** Opening GIVEN DATA block **

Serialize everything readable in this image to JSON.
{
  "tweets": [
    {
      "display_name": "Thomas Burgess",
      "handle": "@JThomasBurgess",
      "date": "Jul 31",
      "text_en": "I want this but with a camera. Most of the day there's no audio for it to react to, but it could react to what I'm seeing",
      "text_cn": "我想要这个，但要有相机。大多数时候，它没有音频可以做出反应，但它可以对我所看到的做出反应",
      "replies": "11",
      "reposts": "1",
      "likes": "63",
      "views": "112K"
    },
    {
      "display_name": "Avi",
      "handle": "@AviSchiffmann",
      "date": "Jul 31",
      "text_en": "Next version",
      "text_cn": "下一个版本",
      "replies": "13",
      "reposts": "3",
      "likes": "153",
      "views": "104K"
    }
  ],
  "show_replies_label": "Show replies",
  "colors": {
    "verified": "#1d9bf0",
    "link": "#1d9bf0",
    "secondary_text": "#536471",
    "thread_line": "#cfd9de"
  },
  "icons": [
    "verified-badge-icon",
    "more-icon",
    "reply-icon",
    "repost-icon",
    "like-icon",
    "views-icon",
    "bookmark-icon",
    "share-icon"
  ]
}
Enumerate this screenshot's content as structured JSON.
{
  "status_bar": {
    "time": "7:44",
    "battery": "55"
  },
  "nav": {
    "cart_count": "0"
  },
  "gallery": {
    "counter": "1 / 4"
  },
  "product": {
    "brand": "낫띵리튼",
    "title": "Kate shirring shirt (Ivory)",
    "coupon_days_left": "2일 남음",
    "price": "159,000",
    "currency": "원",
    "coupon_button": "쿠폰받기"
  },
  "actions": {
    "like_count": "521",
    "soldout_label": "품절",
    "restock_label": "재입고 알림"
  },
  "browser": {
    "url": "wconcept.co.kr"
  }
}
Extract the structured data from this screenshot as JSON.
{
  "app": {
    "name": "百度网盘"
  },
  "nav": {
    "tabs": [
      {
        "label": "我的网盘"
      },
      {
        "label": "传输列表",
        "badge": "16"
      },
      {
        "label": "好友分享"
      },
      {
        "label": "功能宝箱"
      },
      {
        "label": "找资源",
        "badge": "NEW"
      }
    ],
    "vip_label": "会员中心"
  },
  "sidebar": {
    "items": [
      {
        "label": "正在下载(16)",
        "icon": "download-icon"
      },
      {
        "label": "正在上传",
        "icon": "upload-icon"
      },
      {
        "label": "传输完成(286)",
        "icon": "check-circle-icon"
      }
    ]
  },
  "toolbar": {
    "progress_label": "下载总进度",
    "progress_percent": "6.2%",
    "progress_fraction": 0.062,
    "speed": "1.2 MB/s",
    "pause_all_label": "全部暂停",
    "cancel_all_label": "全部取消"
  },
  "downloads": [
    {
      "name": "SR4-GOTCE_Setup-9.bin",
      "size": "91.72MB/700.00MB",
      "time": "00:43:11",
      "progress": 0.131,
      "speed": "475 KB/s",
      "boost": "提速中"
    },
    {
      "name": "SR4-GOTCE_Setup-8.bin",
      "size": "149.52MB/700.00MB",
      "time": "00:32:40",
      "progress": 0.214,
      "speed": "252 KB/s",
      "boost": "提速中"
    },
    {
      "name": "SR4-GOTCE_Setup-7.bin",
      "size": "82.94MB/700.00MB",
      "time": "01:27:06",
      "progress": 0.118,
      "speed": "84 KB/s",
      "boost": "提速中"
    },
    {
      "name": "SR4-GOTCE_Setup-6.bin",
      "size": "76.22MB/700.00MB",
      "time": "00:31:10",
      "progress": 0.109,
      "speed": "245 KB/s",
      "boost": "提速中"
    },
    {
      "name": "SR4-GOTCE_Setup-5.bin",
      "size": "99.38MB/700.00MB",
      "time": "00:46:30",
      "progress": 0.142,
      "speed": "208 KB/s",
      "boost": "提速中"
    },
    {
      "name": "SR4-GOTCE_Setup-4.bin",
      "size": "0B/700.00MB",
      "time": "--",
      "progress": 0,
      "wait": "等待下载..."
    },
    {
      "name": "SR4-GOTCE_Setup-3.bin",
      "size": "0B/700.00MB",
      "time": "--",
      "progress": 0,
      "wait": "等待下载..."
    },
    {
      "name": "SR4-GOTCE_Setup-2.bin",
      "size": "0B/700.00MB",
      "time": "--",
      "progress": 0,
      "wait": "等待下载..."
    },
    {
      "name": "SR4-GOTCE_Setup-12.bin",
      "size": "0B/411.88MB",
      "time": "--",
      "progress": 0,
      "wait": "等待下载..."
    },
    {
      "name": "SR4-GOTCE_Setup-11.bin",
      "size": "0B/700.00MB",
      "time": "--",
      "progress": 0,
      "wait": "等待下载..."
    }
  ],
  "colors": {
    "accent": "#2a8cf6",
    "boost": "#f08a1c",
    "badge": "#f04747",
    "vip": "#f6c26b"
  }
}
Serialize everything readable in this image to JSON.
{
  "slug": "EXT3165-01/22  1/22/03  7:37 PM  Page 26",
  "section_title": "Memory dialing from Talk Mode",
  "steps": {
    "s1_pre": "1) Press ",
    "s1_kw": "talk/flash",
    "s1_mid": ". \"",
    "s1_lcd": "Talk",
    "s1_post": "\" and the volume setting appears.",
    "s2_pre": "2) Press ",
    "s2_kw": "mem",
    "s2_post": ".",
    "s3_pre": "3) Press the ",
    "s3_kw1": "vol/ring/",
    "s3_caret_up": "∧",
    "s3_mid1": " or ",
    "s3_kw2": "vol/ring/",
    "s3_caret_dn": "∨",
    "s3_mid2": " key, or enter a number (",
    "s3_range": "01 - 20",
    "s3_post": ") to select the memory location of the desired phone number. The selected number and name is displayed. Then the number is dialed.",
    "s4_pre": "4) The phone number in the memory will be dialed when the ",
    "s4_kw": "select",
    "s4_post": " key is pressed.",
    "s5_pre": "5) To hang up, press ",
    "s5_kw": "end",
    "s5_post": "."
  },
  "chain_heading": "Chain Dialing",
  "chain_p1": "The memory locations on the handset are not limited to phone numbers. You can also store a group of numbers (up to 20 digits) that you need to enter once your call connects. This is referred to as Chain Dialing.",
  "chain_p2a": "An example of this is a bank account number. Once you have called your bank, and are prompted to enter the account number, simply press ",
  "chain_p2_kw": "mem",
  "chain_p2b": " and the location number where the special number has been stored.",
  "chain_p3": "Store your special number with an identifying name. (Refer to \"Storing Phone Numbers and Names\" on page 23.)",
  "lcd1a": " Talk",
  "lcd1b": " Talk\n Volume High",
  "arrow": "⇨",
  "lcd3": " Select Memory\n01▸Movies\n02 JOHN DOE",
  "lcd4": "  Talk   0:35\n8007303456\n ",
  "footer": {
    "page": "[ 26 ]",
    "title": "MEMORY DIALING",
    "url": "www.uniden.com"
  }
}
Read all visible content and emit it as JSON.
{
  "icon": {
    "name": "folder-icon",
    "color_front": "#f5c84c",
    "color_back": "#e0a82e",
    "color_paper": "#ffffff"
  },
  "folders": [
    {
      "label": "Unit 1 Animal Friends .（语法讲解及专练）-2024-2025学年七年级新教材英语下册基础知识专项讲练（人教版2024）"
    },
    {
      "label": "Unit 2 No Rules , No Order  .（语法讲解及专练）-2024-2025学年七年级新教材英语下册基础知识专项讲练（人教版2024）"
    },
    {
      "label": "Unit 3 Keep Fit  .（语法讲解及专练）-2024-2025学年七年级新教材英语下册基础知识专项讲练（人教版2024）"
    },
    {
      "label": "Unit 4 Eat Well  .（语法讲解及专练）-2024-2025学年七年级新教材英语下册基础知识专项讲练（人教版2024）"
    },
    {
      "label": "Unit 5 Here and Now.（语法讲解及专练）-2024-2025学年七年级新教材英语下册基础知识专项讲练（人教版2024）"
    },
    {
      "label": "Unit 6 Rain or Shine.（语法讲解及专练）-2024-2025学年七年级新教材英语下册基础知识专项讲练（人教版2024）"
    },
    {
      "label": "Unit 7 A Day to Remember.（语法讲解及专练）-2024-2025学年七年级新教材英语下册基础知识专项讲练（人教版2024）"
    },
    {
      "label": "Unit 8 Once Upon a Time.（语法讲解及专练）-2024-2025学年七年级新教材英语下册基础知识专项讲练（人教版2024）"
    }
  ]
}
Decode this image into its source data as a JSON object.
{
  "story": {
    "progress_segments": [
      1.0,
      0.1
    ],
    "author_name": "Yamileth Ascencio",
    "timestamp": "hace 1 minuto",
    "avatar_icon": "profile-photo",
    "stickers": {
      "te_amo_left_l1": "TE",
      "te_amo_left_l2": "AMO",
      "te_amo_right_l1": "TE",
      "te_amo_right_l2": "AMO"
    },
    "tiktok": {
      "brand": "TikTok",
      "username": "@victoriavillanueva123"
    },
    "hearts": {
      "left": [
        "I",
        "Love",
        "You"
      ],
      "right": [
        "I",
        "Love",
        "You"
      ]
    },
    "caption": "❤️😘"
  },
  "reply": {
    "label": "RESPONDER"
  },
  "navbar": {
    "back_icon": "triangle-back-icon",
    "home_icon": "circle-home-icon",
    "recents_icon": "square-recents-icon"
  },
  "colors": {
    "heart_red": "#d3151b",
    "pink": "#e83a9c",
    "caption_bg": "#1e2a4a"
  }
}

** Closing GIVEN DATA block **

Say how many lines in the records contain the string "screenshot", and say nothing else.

2